▶ EXCERPTED RECORDS:
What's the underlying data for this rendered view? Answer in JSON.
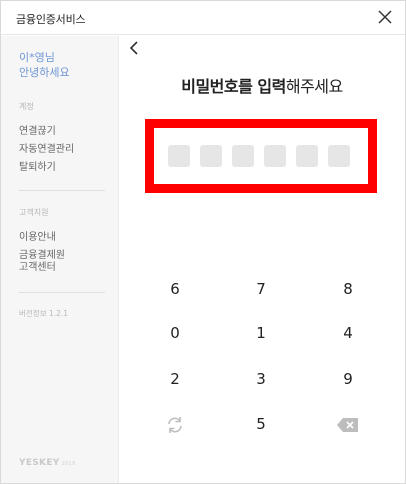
{
  "window": {
    "title": "금융인증서비스"
  },
  "sidebar": {
    "user_line1": "이*영님",
    "user_line2": "안녕하세요",
    "section1_label": "계정",
    "section1_items": [
      "연결끊기",
      "자동연결관리",
      "탈퇴하기"
    ],
    "section2_label": "고객지원",
    "section2_items": [
      "이용안내",
      "금융결제원\n고객센터"
    ],
    "version": "버전정보 1.2.1",
    "brand": "YESKEY",
    "brand_sub": "2019"
  },
  "main": {
    "prompt_bold": "비밀번호를 입력",
    "prompt_rest": "해주세요",
    "pin_length": 6,
    "pin_filled": 0
  },
  "keypad": {
    "rows": [
      [
        "6",
        "7",
        "8"
      ],
      [
        "0",
        "1",
        "4"
      ],
      [
        "2",
        "3",
        "9"
      ],
      [
        "refresh-icon",
        "5",
        "backspace-icon"
      ]
    ]
  },
  "colors": {
    "accent_user": "#6f96d4",
    "highlight": "#ff0000",
    "pin_empty": "#e6e6e6"
  }
}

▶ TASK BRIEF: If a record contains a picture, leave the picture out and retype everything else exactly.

▶ SOLUTION TO THIS TASK:
What's the underlying data for this rendered view? Answer in JSON.
{
  "window": {
    "title": "금융인증서비스"
  },
  "sidebar": {
    "user_line1": "이*영님",
    "user_line2": "안녕하세요",
    "section1_label": "계정",
    "section1_items": [
      "연결끊기",
      "자동연결관리",
      "탈퇴하기"
    ],
    "section2_label": "고객지원",
    "section2_items": [
      "이용안내",
      "금융결제원\n고객센터"
    ],
    "version": "버전정보 1.2.1",
    "brand": "YESKEY",
    "brand_sub": "2019"
  },
  "main": {
    "prompt_bold": "비밀번호를 입력",
    "prompt_rest": "해주세요",
    "pin_length": 6,
    "pin_filled": 0
  },
  "keypad": {
    "rows": [
      [
        "6",
        "7",
        "8"
      ],
      [
        "0",
        "1",
        "4"
      ],
      [
        "2",
        "3",
        "9"
      ],
      [
        "refresh-icon",
        "5",
        "backspace-icon"
      ]
    ]
  },
  "colors": {
    "accent_user": "#6f96d4",
    "highlight": "#ff0000",
    "pin_empty": "#e6e6e6"
  }
}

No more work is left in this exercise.